Color mostly mid brown, altirunk and parts of the legs yellowish brown. Surface of all body parts shining. Accordingly, cuticular punctures and reticulated sculptures (SEM) are weak (Figs. 5 a, b). Decumbent pubescence especially on gaster but also on the rest of the body parts. Longer erect white hairs on all body parts, especially on antennal scapes and legs.
Paratype (males): TL 3.82–3.83, HW 0.60–0.66, HL 0.74–0.78, CI 76.9–89.2, OD 0.31–0.33, OD1 0.22–0.24, OD2 0.10–0.12, SL 0.48–0.5, SI 72.7–83.3, FWL 4.6–4.7, HWL 2.9–3.0, FWW 1.7–1.7, HWW 1.3–1.3.
Holotype, eastern Thailand: Khao Chamao, 1.02.2001, leg. U. Maschwitz (Naturhistorisches Museum Basel).
Paratype (majors) 4 with the same data as holotype (2 in Museum of Comparative Zoology at Harvard University, 2 in National Museum of Malaysia, Kuala Lumpur) and 2 eastern Thailand: Khao Sa Bap, 3.02.2001, leg. U. Maschwitz (in collection of the author).
Paratype (minors): 7 from eastern Thailand: Khao Chamao, 1. 02. 2001, leg. U. Maschwitz (1 in Naturhistorisches Museum Basel, 2 in Museum of Comparative Zoology at Harvard University, 2 in National Museum of Malaysia, Kuala Lumpur, 3 in collection of the author).
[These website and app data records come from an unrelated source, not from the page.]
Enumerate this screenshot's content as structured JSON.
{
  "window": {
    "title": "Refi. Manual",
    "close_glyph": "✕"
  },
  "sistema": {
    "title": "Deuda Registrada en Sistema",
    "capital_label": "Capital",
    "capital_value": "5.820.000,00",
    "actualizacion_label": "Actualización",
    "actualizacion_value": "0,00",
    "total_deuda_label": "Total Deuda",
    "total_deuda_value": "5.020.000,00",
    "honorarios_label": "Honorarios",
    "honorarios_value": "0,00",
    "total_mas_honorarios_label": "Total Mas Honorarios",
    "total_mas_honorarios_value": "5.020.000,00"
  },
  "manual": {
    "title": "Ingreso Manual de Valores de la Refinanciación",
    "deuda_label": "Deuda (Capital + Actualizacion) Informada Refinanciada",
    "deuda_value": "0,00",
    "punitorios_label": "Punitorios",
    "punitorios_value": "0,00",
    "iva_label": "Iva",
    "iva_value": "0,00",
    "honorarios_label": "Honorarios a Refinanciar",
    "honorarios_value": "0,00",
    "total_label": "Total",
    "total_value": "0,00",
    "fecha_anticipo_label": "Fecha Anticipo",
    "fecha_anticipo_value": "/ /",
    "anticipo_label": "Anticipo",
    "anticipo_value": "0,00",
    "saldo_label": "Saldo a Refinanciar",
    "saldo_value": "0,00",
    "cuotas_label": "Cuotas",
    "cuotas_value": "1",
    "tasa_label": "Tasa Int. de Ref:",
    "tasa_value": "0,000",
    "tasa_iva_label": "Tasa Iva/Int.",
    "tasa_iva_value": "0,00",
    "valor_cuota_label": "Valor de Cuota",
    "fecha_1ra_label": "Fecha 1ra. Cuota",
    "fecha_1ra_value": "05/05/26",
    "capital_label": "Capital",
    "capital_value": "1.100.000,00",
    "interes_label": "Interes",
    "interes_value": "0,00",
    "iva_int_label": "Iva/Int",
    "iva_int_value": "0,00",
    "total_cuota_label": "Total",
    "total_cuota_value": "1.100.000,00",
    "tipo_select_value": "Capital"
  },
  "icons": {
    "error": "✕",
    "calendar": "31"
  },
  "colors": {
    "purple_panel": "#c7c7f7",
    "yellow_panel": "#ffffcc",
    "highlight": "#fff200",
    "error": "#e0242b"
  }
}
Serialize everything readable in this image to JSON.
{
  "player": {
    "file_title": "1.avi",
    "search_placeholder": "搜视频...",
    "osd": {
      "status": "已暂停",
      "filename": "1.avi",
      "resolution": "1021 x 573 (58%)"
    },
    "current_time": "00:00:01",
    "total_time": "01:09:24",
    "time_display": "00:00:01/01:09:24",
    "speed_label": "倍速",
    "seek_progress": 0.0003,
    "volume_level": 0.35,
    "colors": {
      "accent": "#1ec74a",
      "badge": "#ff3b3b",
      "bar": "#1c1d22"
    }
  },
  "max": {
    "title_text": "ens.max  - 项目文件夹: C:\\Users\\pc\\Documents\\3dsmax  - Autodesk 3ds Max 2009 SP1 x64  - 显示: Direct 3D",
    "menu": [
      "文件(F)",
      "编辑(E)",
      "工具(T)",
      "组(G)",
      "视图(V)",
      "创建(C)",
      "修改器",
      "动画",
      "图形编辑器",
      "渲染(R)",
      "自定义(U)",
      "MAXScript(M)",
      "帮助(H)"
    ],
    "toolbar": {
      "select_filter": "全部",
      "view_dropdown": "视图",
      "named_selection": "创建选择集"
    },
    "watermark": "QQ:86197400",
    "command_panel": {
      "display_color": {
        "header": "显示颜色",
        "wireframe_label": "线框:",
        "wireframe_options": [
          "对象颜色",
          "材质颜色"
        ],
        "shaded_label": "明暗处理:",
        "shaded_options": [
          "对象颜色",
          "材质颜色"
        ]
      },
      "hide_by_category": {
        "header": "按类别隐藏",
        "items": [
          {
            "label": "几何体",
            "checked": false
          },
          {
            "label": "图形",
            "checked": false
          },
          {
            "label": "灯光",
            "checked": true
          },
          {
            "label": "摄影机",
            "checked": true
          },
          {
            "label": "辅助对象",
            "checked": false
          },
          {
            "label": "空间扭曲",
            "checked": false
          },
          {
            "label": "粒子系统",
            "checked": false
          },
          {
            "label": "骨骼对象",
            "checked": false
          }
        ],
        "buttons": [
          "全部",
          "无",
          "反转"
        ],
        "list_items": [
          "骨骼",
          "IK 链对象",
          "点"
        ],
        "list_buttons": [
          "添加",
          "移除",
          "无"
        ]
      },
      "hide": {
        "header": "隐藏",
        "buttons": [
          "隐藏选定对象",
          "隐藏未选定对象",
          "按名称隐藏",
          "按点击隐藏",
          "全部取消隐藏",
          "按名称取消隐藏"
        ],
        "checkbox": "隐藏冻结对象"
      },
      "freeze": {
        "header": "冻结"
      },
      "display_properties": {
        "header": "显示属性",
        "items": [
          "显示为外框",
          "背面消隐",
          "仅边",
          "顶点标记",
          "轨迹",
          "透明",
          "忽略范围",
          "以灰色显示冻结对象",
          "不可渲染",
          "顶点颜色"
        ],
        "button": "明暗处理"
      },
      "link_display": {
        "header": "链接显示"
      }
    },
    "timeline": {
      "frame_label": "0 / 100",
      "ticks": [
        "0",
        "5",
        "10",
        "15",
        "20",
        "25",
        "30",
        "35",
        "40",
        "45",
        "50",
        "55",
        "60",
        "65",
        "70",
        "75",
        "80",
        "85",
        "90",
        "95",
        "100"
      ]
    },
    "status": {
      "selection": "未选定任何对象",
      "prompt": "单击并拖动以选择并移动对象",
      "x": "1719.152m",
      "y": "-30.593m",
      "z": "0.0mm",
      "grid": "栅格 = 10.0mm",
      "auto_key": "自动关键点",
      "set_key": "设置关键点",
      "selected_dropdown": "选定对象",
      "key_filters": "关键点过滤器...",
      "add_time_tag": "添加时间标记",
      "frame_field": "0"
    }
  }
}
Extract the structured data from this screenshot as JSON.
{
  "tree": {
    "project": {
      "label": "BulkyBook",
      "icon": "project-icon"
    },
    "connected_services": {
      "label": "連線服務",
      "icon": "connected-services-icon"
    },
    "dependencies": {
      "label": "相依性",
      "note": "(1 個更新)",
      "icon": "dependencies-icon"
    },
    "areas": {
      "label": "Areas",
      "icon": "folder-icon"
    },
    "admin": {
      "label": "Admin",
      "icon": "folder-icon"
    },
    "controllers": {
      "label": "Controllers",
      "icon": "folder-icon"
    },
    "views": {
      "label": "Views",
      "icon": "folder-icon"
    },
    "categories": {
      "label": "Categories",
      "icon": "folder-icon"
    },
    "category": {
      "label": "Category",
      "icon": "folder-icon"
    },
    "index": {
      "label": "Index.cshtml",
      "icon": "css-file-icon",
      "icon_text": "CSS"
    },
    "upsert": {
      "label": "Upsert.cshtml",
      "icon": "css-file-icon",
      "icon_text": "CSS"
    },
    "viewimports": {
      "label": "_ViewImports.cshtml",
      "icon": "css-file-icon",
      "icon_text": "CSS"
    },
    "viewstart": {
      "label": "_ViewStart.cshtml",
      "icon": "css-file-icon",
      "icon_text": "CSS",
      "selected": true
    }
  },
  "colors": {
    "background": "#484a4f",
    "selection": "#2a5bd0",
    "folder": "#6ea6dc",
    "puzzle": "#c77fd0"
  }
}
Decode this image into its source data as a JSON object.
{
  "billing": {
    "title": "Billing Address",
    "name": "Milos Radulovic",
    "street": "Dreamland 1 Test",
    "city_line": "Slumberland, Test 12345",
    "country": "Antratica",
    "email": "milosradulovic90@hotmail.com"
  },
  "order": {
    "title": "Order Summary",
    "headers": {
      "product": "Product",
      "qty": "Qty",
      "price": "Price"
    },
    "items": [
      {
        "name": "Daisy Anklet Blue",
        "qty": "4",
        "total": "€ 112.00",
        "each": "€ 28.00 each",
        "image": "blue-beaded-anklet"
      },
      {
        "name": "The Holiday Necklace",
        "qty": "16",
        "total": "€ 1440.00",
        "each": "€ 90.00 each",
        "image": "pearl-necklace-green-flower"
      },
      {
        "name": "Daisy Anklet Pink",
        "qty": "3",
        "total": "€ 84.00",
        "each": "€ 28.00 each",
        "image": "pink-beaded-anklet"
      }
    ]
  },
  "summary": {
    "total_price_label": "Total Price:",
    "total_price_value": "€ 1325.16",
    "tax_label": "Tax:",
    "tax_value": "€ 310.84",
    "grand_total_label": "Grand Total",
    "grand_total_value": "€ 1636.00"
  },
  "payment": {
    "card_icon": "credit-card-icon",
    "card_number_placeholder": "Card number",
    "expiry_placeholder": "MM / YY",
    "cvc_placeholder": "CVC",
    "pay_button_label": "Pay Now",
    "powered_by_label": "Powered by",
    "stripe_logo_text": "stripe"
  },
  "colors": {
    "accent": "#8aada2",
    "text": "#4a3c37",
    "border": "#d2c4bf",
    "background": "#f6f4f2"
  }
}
Paratype (females): 3 from eastern Thailand: Khao Chamao, 1.02.2001, leg. U. Maschwitz (1 in Naturhistorisches Museum Basel, 1 in Museum of Comparative Zoology at Harvard University, 1 in National Museum of Malaysia, Kuala Lumpur), 3 eastern Thailand: Khao Sa Bap, 3.02.2001, leg U. Maschwitz (in collection of the author).
Paratype (males), 2 from eastern Thailand: Khao Chamao, 1. 02. 2001, leg. U. Maschwitz (1 Naturhistorisches Museum Basel, 1 collection of the author).
The species name is dedicated to the great biologist, myrmecologist and president of the Max-Planck-Gesellschaft Prof. Dr. Hubert Markl.
- Dumpert, K. 2004. Description of the ant species. Pp. 41-48 in: Maschwitz, U.; Fiala, B.; Dumpert, K. 2004. An unusual myrmecophytic Macaranga association, occurring in a disjunct area in the monsoon zone of south-east Asia: phenology and the description (page 44, worker described)
- Ward, P.S., Blaimer, B.B., Fisher, B.L. 2016. A revised phylogenetic classification of the ant subfamily Formicinae (Hymenoptera: Formicidae), with resurrection of the genera Colobopsis and Dinomyrmex. Zootaxa 4072 (3): 343–357 (doi 10.11646/zootaxa.4072.3.4).